I started reading The Science of Becoming Excellent by Wallace D. Wattles and Dr. Judith Powell recently and came across something interesting. In chapter 5 they list four things that you need to do to prepare to become great:
- You must release all lust, and cease to be ruled by appetite.
- You must abandon greed.
- Let go of pride and vanity.
- Dismiss envy.
Number 1 is essentially eat to live, don’t live to eat. That’s a basic wellness principle. Number 2 is a little more interesting. They say that it is good to want things if they advance your life in some way, not just to run up the score so to speak. That’s cool.
It was numbers 3 and 4 that really caught my attention. Let go of pride and vanity and dismiss envy. This is something that I have talked about with a few friends and teammates in my network marketing business. They get hung up on what other people are doing and get into a competitive mode and feel that they need to outdo the other person or find out what they might be doing wrong so that they can complain about things being unfair.
They spend so much time worrying about the other guy that they never do anything to grow their own business, so their business dies while their “competitor” grows.
I think it was Bob Proctor who said that when you enter into competition with someone else you limit what you can do to the best that your competitor can do. That isn’t what I want to do in my business.
I don’t care to get into a network marketing competition, so I rarely pay attention to what other distributors with my network marketing company are doing. For one, there are only a handful of them working online like I am, and only one or two who have shown any signs of success online. If I notice someone doing something interesting I may see if it would be worth my time to incorporate it into my process. I try to learn from what other successful people are doing, not try to outdo them.
Play Your Own Game
I have found that I am more successful if I work from integrity and with the intent that everyone wins. It’s easier to succeed by focusing on my own game than by trying to tear down someone else. So forget greed, forget trying to outdo anyone else, and don’t envy anyone else for what they have or have accomplished.
Actually, I find that I have so many ideas for how to build my own business, that I don’t have time to worry about what someone else is doing.
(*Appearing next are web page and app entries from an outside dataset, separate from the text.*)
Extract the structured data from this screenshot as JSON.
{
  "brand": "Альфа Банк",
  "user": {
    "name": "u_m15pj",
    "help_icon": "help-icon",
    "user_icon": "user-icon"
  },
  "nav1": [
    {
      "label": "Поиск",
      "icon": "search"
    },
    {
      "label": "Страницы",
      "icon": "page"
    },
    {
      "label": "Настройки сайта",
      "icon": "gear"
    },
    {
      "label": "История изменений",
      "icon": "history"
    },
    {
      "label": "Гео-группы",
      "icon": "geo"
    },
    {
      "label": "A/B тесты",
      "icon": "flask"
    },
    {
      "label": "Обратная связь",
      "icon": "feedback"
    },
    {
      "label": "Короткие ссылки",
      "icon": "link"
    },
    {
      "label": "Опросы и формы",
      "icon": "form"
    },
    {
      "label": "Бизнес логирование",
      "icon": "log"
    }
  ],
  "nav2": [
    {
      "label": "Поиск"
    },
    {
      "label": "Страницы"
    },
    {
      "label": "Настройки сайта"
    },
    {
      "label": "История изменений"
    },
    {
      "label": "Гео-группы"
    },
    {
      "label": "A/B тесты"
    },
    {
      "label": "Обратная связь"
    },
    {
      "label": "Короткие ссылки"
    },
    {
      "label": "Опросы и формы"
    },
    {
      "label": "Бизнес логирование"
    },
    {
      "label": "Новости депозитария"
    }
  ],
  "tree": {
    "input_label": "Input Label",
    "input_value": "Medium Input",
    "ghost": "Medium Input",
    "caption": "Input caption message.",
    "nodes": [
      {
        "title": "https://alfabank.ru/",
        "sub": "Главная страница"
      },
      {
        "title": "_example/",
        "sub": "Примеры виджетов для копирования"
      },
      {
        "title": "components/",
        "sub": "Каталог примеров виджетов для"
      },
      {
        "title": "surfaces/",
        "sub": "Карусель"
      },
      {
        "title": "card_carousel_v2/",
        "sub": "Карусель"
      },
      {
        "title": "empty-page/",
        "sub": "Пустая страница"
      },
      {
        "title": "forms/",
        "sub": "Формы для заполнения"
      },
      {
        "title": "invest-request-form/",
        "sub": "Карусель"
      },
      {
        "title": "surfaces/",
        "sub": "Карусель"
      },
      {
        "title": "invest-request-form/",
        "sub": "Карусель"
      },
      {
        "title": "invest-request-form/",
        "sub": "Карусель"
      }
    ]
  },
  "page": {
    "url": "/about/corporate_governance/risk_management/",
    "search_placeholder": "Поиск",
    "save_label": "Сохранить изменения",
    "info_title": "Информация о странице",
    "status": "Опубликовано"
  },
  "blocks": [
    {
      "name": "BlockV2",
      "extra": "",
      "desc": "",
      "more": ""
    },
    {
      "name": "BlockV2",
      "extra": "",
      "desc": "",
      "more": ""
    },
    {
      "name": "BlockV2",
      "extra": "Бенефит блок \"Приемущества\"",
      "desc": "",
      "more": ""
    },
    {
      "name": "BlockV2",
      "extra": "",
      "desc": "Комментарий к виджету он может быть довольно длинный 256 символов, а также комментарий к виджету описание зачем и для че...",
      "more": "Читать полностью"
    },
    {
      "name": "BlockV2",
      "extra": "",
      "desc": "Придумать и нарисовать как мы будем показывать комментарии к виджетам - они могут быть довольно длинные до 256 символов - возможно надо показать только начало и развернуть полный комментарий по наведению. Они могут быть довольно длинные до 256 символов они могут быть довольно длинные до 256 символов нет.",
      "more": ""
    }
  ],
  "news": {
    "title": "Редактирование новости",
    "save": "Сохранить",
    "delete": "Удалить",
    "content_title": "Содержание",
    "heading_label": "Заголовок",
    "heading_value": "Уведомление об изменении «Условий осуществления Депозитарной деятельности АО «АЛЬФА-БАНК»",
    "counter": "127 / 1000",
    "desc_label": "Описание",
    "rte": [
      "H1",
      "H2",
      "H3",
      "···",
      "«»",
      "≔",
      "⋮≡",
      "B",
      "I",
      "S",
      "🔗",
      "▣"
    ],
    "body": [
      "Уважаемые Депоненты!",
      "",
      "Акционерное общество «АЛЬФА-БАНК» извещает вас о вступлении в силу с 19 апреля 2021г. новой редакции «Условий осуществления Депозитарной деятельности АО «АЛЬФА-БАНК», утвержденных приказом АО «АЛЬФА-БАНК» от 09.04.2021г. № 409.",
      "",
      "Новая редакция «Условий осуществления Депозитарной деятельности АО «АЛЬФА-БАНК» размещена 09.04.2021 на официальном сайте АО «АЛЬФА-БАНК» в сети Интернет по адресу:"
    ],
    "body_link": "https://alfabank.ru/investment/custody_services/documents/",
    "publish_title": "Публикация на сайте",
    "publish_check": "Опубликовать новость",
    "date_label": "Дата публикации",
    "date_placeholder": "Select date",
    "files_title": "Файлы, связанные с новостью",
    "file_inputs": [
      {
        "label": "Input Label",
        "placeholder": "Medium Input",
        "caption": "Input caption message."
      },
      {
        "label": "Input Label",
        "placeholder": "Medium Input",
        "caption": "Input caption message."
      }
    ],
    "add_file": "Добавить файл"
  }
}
As Wallace Wattles says in the book, “put aside all narrow personal ambition and determine to seek the highest good, and to be swayed by no unworthy selfishness.”